= Work request =
Give the entries again exactly as they appear, but without the images.

****

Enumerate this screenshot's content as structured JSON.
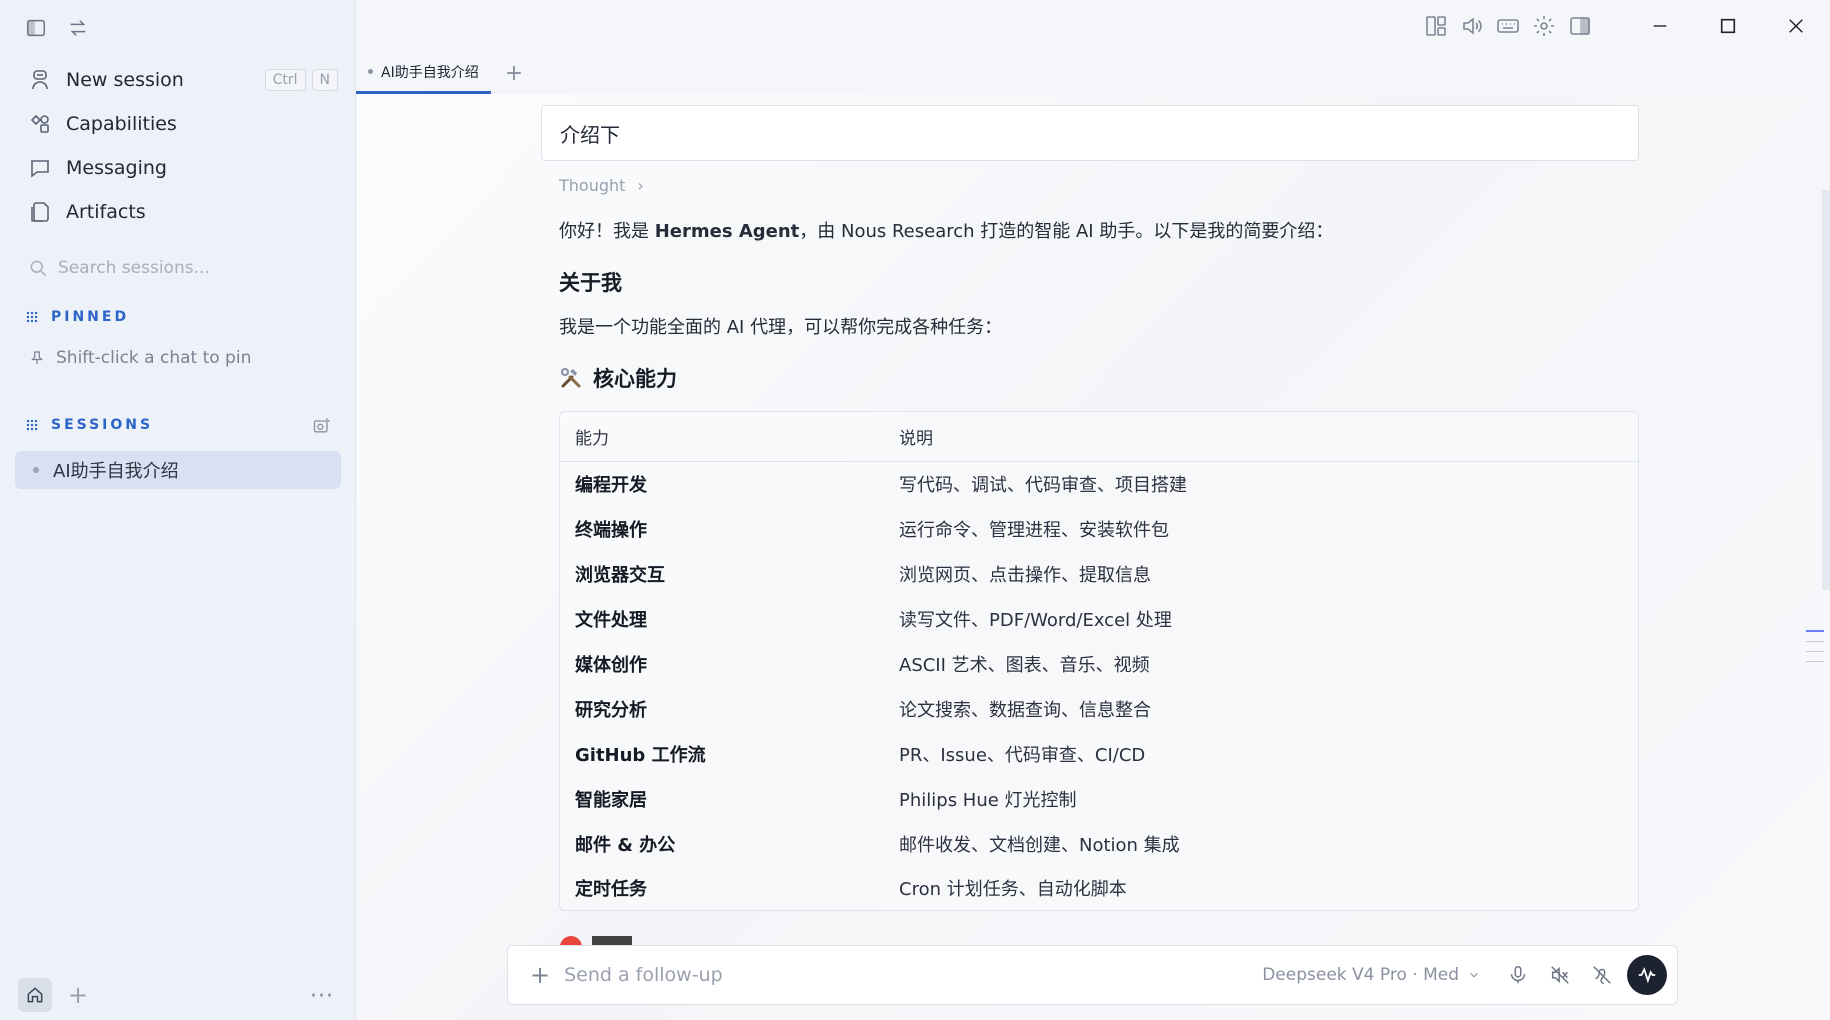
{
  "sidebar": {
    "nav": [
      {
        "label": "New session",
        "icon": "new-session-icon",
        "shortcut": [
          "Ctrl",
          "N"
        ]
      },
      {
        "label": "Capabilities",
        "icon": "capabilities-icon"
      },
      {
        "label": "Messaging",
        "icon": "messaging-icon"
      },
      {
        "label": "Artifacts",
        "icon": "artifacts-icon"
      }
    ],
    "search_placeholder": "Search sessions...",
    "pinned_label": "PINNED",
    "pin_hint": "Shift-click a chat to pin",
    "sessions_label": "SESSIONS",
    "sessions": [
      {
        "title": "AI助手自我介绍",
        "active": true
      }
    ]
  },
  "tabs": [
    {
      "label": "AI助手自我介绍",
      "active": true
    }
  ],
  "conversation": {
    "user_message": "介绍下",
    "thought_label": "Thought",
    "intro_pre": "你好！我是 ",
    "intro_bold": "Hermes Agent",
    "intro_post": "，由 Nous Research 打造的智能 AI 助手。以下是我的简要介绍：",
    "about_heading": "关于我",
    "about_text": "我是一个功能全面的 AI 代理，可以帮你完成各种任务：",
    "core_heading": "核心能力",
    "core_icon": "hammer-wrench-icon",
    "table": {
      "headers": [
        "能力",
        "说明"
      ],
      "rows": [
        [
          "编程开发",
          "写代码、调试、代码审查、项目搭建"
        ],
        [
          "终端操作",
          "运行命令、管理进程、安装软件包"
        ],
        [
          "浏览器交互",
          "浏览网页、点击操作、提取信息"
        ],
        [
          "文件处理",
          "读写文件、PDF/Word/Excel 处理"
        ],
        [
          "媒体创作",
          "ASCII 艺术、图表、音乐、视频"
        ],
        [
          "研究分析",
          "论文搜索、数据查询、信息整合"
        ],
        [
          "GitHub 工作流",
          "PR、Issue、代码审查、CI/CD"
        ],
        [
          "智能家居",
          "Philips Hue 灯光控制"
        ],
        [
          "邮件 & 办公",
          "邮件收发、文档创建、Notion 集成"
        ],
        [
          "定时任务",
          "Cron 计划任务、自动化脚本"
        ]
      ]
    }
  },
  "composer": {
    "placeholder": "Send a follow-up",
    "model": "Deepseek V4 Pro · Med"
  },
  "colors": {
    "accent": "#2c64c8",
    "sidebar_bg": "#edf1f8",
    "active_session_bg": "#d8e1f2",
    "send_button": "#1d2230"
  }
}
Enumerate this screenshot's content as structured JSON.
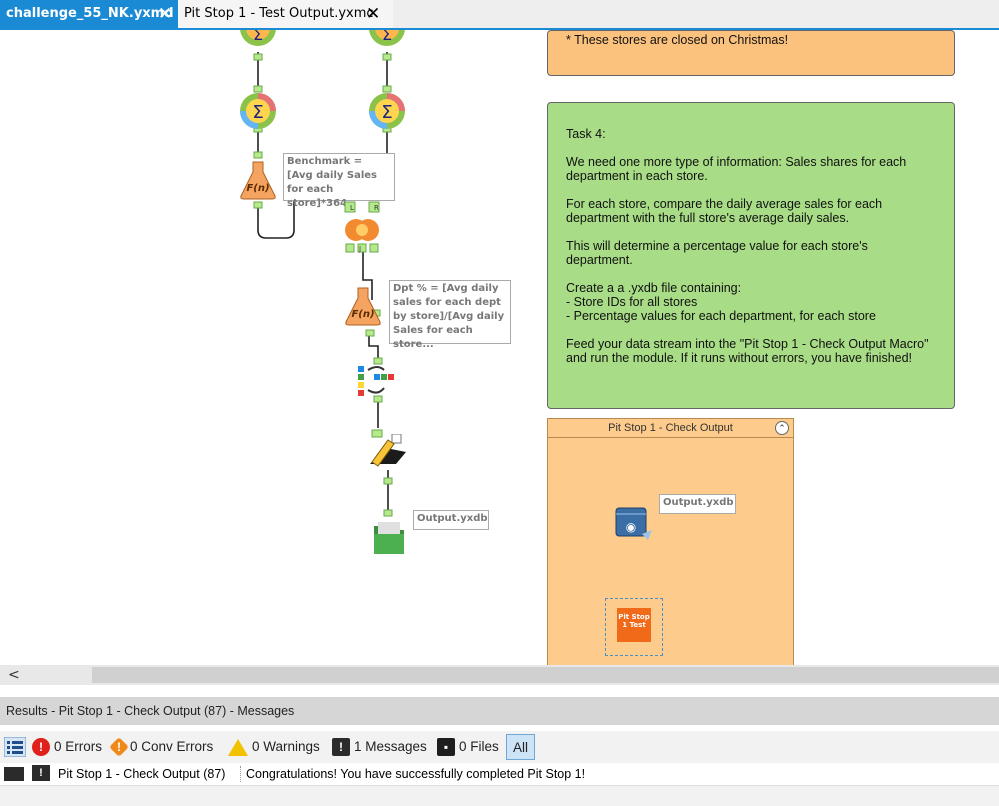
{
  "tabs": [
    {
      "label": "challenge_55_NK.yxmd",
      "active": true
    },
    {
      "label": "Pit Stop 1 - Test Output.yxmc",
      "active": false
    }
  ],
  "tab_close_glyph": "✕",
  "workflow": {
    "annotations": {
      "benchmark": "Benchmark = [Avg daily Sales for each store]*364",
      "dpt_pct": "Dpt % = [Avg daily sales for each dept by store]/[Avg daily Sales for each store...",
      "output1": "Output.yxdb",
      "output2": "Output.yxdb"
    },
    "tool_labels": {
      "formula1": "F(n)",
      "formula2": "F(n)",
      "join_l": "L",
      "join_r": "R",
      "join_j": "J",
      "macro_test": "Pit Stop 1 Test"
    }
  },
  "notes": {
    "orange_text": "* These stores are closed on Christmas!",
    "task4": [
      "Task 4:",
      "We need one more type of information: Sales shares for each department in each store.",
      "For each store, compare the daily average sales for each department with the full store's average daily sales.",
      "This will determine a percentage value for each store's department.",
      "Create a  a .yxdb file containing:\n- Store IDs for all stores\n- Percentage values for each department, for each store",
      "Feed your data stream into the \"Pit Stop 1 - Check Output Macro\" and run the module. If it runs without errors, you have finished!"
    ]
  },
  "container": {
    "title": "Pit Stop 1 - Check Output",
    "collapse_glyph": "⌃"
  },
  "scrollbar": {
    "left_arrow": "<"
  },
  "results": {
    "title": "Results - Pit Stop 1 - Check Output (87) - Messages",
    "filters": {
      "errors": "0 Errors",
      "conv_errors": "0 Conv Errors",
      "warnings": "0 Warnings",
      "messages": "1 Messages",
      "files": "0 Files",
      "all": "All"
    },
    "message": {
      "tool": "Pit Stop 1 - Check Output (87)",
      "text": "Congratulations!  You have successfully completed Pit Stop 1!"
    }
  },
  "colors": {
    "accent": "#1a8ad4",
    "note_green": "#a8dc86",
    "note_orange": "#fbc27e",
    "container": "#fdcc8c"
  }
}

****

= Solution for this exercise =
Enumerate this screenshot's content as structured JSON.
{
  "sidebar": {
    "nav": [
      {
        "label": "New session",
        "icon": "new-session-icon",
        "shortcut": [
          "Ctrl",
          "N"
        ]
      },
      {
        "label": "Capabilities",
        "icon": "capabilities-icon"
      },
      {
        "label": "Messaging",
        "icon": "messaging-icon"
      },
      {
        "label": "Artifacts",
        "icon": "artifacts-icon"
      }
    ],
    "search_placeholder": "Search sessions...",
    "pinned_label": "PINNED",
    "pin_hint": "Shift-click a chat to pin",
    "sessions_label": "SESSIONS",
    "sessions": [
      {
        "title": "AI助手自我介绍",
        "active": true
      }
    ]
  },
  "tabs": [
    {
      "label": "AI助手自我介绍",
      "active": true
    }
  ],
  "conversation": {
    "user_message": "介绍下",
    "thought_label": "Thought",
    "intro_pre": "你好！我是 ",
    "intro_bold": "Hermes Agent",
    "intro_post": "，由 Nous Research 打造的智能 AI 助手。以下是我的简要介绍：",
    "about_heading": "关于我",
    "about_text": "我是一个功能全面的 AI 代理，可以帮你完成各种任务：",
    "core_heading": "核心能力",
    "core_icon": "hammer-wrench-icon",
    "table": {
      "headers": [
        "能力",
        "说明"
      ],
      "rows": [
        [
          "编程开发",
          "写代码、调试、代码审查、项目搭建"
        ],
        [
          "终端操作",
          "运行命令、管理进程、安装软件包"
        ],
        [
          "浏览器交互",
          "浏览网页、点击操作、提取信息"
        ],
        [
          "文件处理",
          "读写文件、PDF/Word/Excel 处理"
        ],
        [
          "媒体创作",
          "ASCII 艺术、图表、音乐、视频"
        ],
        [
          "研究分析",
          "论文搜索、数据查询、信息整合"
        ],
        [
          "GitHub 工作流",
          "PR、Issue、代码审查、CI/CD"
        ],
        [
          "智能家居",
          "Philips Hue 灯光控制"
        ],
        [
          "邮件 & 办公",
          "邮件收发、文档创建、Notion 集成"
        ],
        [
          "定时任务",
          "Cron 计划任务、自动化脚本"
        ]
      ]
    }
  },
  "composer": {
    "placeholder": "Send a follow-up",
    "model": "Deepseek V4 Pro · Med"
  },
  "colors": {
    "accent": "#2c64c8",
    "sidebar_bg": "#edf1f8",
    "active_session_bg": "#d8e1f2",
    "send_button": "#1d2230"
  }
}
Enumerate this screenshot's content as structured JSON.
{
  "tabs": [
    {
      "label": "challenge_55_NK.yxmd",
      "active": true
    },
    {
      "label": "Pit Stop 1 - Test Output.yxmc",
      "active": false
    }
  ],
  "tab_close_glyph": "✕",
  "workflow": {
    "annotations": {
      "benchmark": "Benchmark = [Avg daily Sales for each store]*364",
      "dpt_pct": "Dpt % = [Avg daily sales for each dept by store]/[Avg daily Sales for each store...",
      "output1": "Output.yxdb",
      "output2": "Output.yxdb"
    },
    "tool_labels": {
      "formula1": "F(n)",
      "formula2": "F(n)",
      "join_l": "L",
      "join_r": "R",
      "join_j": "J",
      "macro_test": "Pit Stop 1 Test"
    }
  },
  "notes": {
    "orange_text": "* These stores are closed on Christmas!",
    "task4": [
      "Task 4:",
      "We need one more type of information: Sales shares for each department in each store.",
      "For each store, compare the daily average sales for each department with the full store's average daily sales.",
      "This will determine a percentage value for each store's department.",
      "Create a  a .yxdb file containing:\n- Store IDs for all stores\n- Percentage values for each department, for each store",
      "Feed your data stream into the \"Pit Stop 1 - Check Output Macro\" and run the module. If it runs without errors, you have finished!"
    ]
  },
  "container": {
    "title": "Pit Stop 1 - Check Output",
    "collapse_glyph": "⌃"
  },
  "scrollbar": {
    "left_arrow": "<"
  },
  "results": {
    "title": "Results - Pit Stop 1 - Check Output (87) - Messages",
    "filters": {
      "errors": "0 Errors",
      "conv_errors": "0 Conv Errors",
      "warnings": "0 Warnings",
      "messages": "1 Messages",
      "files": "0 Files",
      "all": "All"
    },
    "message": {
      "tool": "Pit Stop 1 - Check Output (87)",
      "text": "Congratulations!  You have successfully completed Pit Stop 1!"
    }
  },
  "colors": {
    "accent": "#1a8ad4",
    "note_green": "#a8dc86",
    "note_orange": "#fbc27e",
    "container": "#fdcc8c"
  }
}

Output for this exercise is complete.